### ACTION ITEM
Once the data has been read, restate all of it exactly.

### TASK INPUT
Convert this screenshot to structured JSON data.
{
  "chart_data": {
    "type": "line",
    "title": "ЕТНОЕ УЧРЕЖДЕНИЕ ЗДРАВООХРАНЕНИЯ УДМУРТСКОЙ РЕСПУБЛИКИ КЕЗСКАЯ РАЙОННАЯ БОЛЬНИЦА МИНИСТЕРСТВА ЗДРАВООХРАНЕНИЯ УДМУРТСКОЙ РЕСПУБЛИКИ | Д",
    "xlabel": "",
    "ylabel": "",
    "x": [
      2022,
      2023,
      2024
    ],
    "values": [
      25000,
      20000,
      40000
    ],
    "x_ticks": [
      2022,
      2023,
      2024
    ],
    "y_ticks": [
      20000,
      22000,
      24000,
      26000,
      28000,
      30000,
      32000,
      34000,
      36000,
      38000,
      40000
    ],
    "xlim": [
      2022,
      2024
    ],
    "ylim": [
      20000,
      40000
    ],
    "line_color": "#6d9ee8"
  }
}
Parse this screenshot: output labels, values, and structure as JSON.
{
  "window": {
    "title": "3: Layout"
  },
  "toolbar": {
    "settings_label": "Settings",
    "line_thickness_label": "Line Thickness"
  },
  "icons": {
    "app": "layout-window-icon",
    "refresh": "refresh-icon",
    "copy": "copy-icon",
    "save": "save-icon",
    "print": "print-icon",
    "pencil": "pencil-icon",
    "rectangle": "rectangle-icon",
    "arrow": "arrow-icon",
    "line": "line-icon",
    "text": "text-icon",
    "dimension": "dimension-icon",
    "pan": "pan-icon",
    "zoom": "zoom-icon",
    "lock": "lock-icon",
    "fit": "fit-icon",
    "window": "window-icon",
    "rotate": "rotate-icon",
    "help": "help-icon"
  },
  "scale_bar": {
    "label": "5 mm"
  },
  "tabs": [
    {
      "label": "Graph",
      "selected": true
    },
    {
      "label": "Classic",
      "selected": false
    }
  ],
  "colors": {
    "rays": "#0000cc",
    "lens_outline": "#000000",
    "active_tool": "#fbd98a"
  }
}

### WRITTEN RESPONSE
Convert this screenshot to structured JSON data.
{
  "chart_data": {
    "type": "line",
    "title": "ЕТНОЕ УЧРЕЖДЕНИЕ ЗДРАВООХРАНЕНИЯ УДМУРТСКОЙ РЕСПУБЛИКИ КЕЗСКАЯ РАЙОННАЯ БОЛЬНИЦА МИНИСТЕРСТВА ЗДРАВООХРАНЕНИЯ УДМУРТСКОЙ РЕСПУБЛИКИ | Д",
    "xlabel": "",
    "ylabel": "",
    "x": [
      2022,
      2023,
      2024
    ],
    "values": [
      25000,
      20000,
      40000
    ],
    "x_ticks": [
      2022,
      2023,
      2024
    ],
    "y_ticks": [
      20000,
      22000,
      24000,
      26000,
      28000,
      30000,
      32000,
      34000,
      36000,
      38000,
      40000
    ],
    "xlim": [
      2022,
      2024
    ],
    "ylim": [
      20000,
      40000
    ],
    "line_color": "#6d9ee8"
  }
}
Parse this screenshot: output labels, values, and structure as JSON.
{
  "window": {
    "title": "3: Layout"
  },
  "toolbar": {
    "settings_label": "Settings",
    "line_thickness_label": "Line Thickness"
  },
  "icons": {
    "app": "layout-window-icon",
    "refresh": "refresh-icon",
    "copy": "copy-icon",
    "save": "save-icon",
    "print": "print-icon",
    "pencil": "pencil-icon",
    "rectangle": "rectangle-icon",
    "arrow": "arrow-icon",
    "line": "line-icon",
    "text": "text-icon",
    "dimension": "dimension-icon",
    "pan": "pan-icon",
    "zoom": "zoom-icon",
    "lock": "lock-icon",
    "fit": "fit-icon",
    "window": "window-icon",
    "rotate": "rotate-icon",
    "help": "help-icon"
  },
  "scale_bar": {
    "label": "5 mm"
  },
  "tabs": [
    {
      "label": "Graph",
      "selected": true
    },
    {
      "label": "Classic",
      "selected": false
    }
  ],
  "colors": {
    "rays": "#0000cc",
    "lens_outline": "#000000",
    "active_tool": "#fbd98a"
  }
}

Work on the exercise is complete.